DIRECTIONS:
With the pictures set aside, reproduce each entry precisely as it reads.

════

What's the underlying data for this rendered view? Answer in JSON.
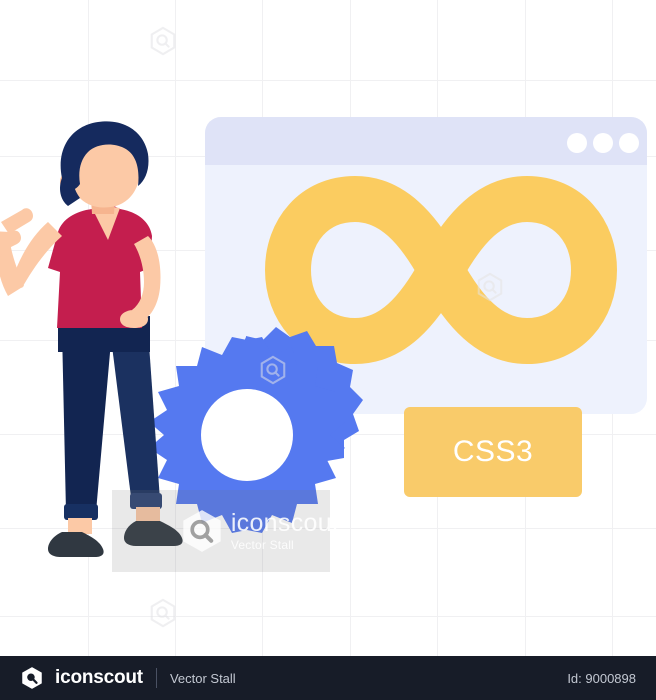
{
  "illustration": {
    "title": "CSS3 infinity development illustration",
    "browser_window": {
      "name": "browser-mockup",
      "header_dots": [
        "dot-1",
        "dot-2",
        "dot-3"
      ],
      "header_color": "#dfe3f7",
      "body_color": "#eef2fd",
      "content_icon": "infinity-symbol",
      "content_icon_color": "#fbcc60"
    },
    "label_card": {
      "text": "CSS3",
      "background": "#f9cb6a",
      "text_color": "#ffffff"
    },
    "gear": {
      "name": "gear-icon",
      "color": "#5579f0"
    },
    "character": {
      "name": "man-pointing",
      "hair_color": "#152a5e",
      "skin_color": "#fcc9a6",
      "shirt_color": "#c41e4e",
      "pants_color": "#122551",
      "shoe_color": "#303841"
    },
    "background": {
      "grid_color": "#f0f0f2",
      "page_color": "#ffffff"
    }
  },
  "watermark": {
    "brand": "iconscout",
    "vendor": "Vector Stall",
    "hex_icon": "iconscout-hex-logo"
  },
  "footer": {
    "logo_icon": "iconscout-hex-logo",
    "brand": "iconscout",
    "vendor": "Vector Stall",
    "id_label": "Id: 9000898"
  }
}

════

WORKED SOLUTION:
What's the underlying data for this rendered view? Answer in JSON.
{
  "illustration": {
    "title": "CSS3 infinity development illustration",
    "browser_window": {
      "name": "browser-mockup",
      "header_dots": [
        "dot-1",
        "dot-2",
        "dot-3"
      ],
      "header_color": "#dfe3f7",
      "body_color": "#eef2fd",
      "content_icon": "infinity-symbol",
      "content_icon_color": "#fbcc60"
    },
    "label_card": {
      "text": "CSS3",
      "background": "#f9cb6a",
      "text_color": "#ffffff"
    },
    "gear": {
      "name": "gear-icon",
      "color": "#5579f0"
    },
    "character": {
      "name": "man-pointing",
      "hair_color": "#152a5e",
      "skin_color": "#fcc9a6",
      "shirt_color": "#c41e4e",
      "pants_color": "#122551",
      "shoe_color": "#303841"
    },
    "background": {
      "grid_color": "#f0f0f2",
      "page_color": "#ffffff"
    }
  },
  "watermark": {
    "brand": "iconscout",
    "vendor": "Vector Stall",
    "hex_icon": "iconscout-hex-logo"
  },
  "footer": {
    "logo_icon": "iconscout-hex-logo",
    "brand": "iconscout",
    "vendor": "Vector Stall",
    "id_label": "Id: 9000898"
  }
}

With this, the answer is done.